For the sake of his career, Jack Voorzanger worked to leave the horrors he endured during the Holocaust behind, but through his volunteer work at the Simon Wiesenthal Center, he has demonstrated his commitment to “never forgetting.” He spends 15 hours each week digitizing the family photo collections of victims and survivors.
Southern California’s Iranian Jewish community has long been divided over a host of social and religious issues, often discouraging hopes among the elders for community continuity. Eman Esmailzadeh, a 27-year-old engineer and community activist, is one of a small number of young people who are now focused on reuniting this immigrant community, in part by encouraging teenagers to identify with their Judaism.
When Judi Kaufman was diagnosed with brain cancer in 1997, she was told she had five years left to live.
By nature, Eli Fitlovitz prefers to stay in the background. The kibbutz-raised Israeli, who came to Los Angeles in 1982, has wise eyes, an endearing smile and a quiet confidence. A commercial real estate broker, he and his wife are now raising three teenagers. What finally forced Fitlovitz out of his life-long safety zone were his kids, and not in the way most teens make their parents uncomfortable.
As a child, Lauri Burns thought God was punishing her for something horrible she had done in a past life. How else could she explain the years of beatings by her father that began when she was just 5 years old, or the mental abuse that left her suicidal by her bat mitzvah and led her to drug addiction and prostitution on the streets of Santa Ana?
David Taylor doesn’t see the point in getting emotional about the evils across the globe.

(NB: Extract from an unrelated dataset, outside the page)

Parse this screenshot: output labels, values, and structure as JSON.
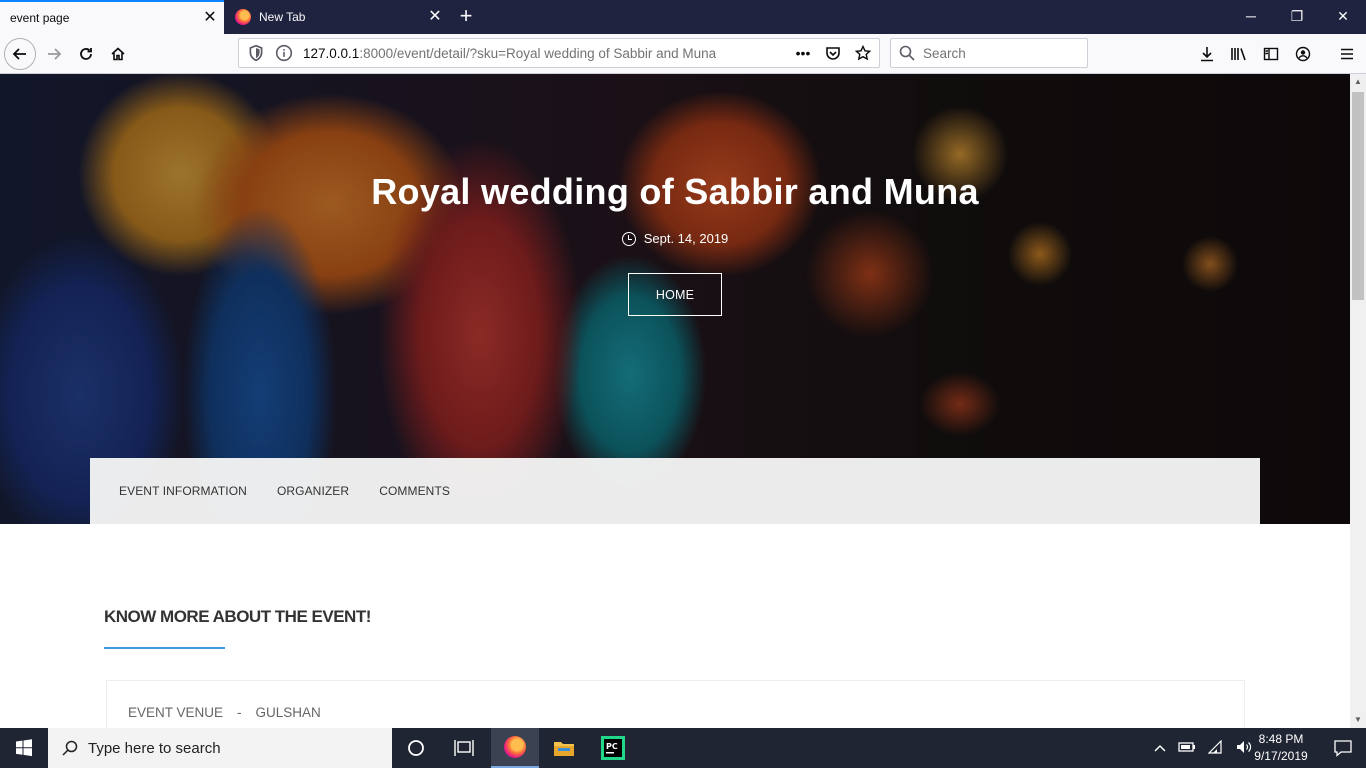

Gabriella Axelrad, a luminous 13-year-old with a striking smile, had been on the final stretch of a family bike ride in Grand Teton National Park when a white van appeared out of nowhere and knocked the last breath out of her lithe dancer’s body.

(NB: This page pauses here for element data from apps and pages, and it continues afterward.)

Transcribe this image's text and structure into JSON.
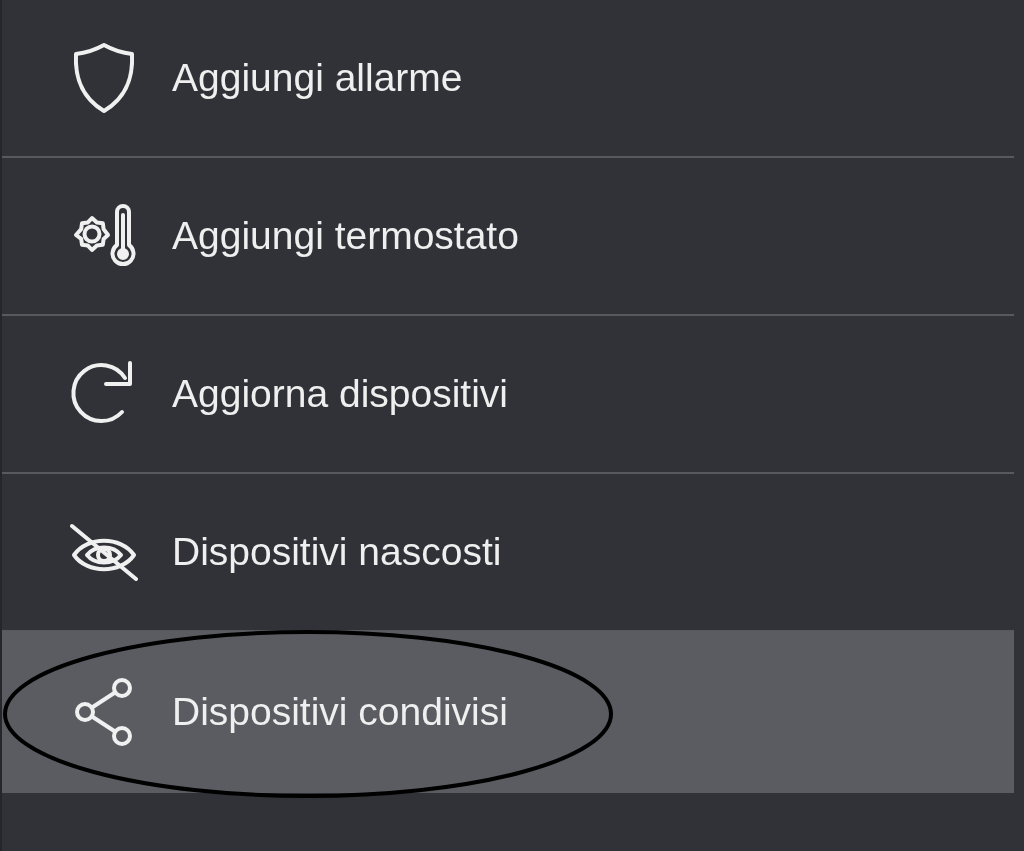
{
  "menu": {
    "items": [
      {
        "label": "Aggiungi allarme",
        "selected": false,
        "circled": false
      },
      {
        "label": "Aggiungi termostato",
        "selected": false,
        "circled": false
      },
      {
        "label": "Aggiorna dispositivi",
        "selected": false,
        "circled": false
      },
      {
        "label": "Dispositivi nascosti",
        "selected": false,
        "circled": false
      },
      {
        "label": "Dispositivi condivisi",
        "selected": true,
        "circled": true
      }
    ]
  }
}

“Is Rabbi T a crime-fighting rabbi?” That’s what a student asked Pressman Academy Rav Beit Sefer (head school rabbi) Chaim Tureff at a recent question-and-answer session.
“Is everybody happy today?” Shana Passman cheerfully asked a table of Holocaust survivors eating lunch at Hollywood Temple Beth El at the annual Chanukah party of Café Europa, a social club for Holocaust Survivors run by the Jewish Family Service (JFS).
In 2008, Adam Irving, a filmmaker and photographer, left his doctoral program in media studies at the University of Texas to make the transition from theory to practice. He landed in Hollywood with the dream of making films, but soon after his arrival found himself feeling unfulfilled by the vanity within the entertainment industry.
When Melissa Marantz Nealy died in 2005, her close-knit family was devastated. At 28, Nealy had been diagnosed only a year earlier with a neurodegenerative muscular disorder.
Three years ago, we were sitting around our offices dreaming up an end-of-the-year issue, inundated with examples from other magazines: The Ten Best Movies, The Ten Richest Angelenos, The Ten Most Powerful Hollywood Players, The Ten Top Restaurants, The Ten Hottest Bars and et cetera.
Since these lists are both celebration and statement, we decided we wanted to promote something a little different. What if a list championed a Jewish value, not people, things or bars (not that there's anything wrong with them....)?
"It is hard to convey the special sense of respect, dignity and approbation that can be conveyed by calling someone 'a real mensch,'" writes Leo Rosten in "The Joys of Yiddish." The Yiddish word infuses the basic German denotation -- "person" -- with an almost indefinable connotation. A mensch is a person who is upright, honorable, decent, as Rosten writes, a person to admire and emulate.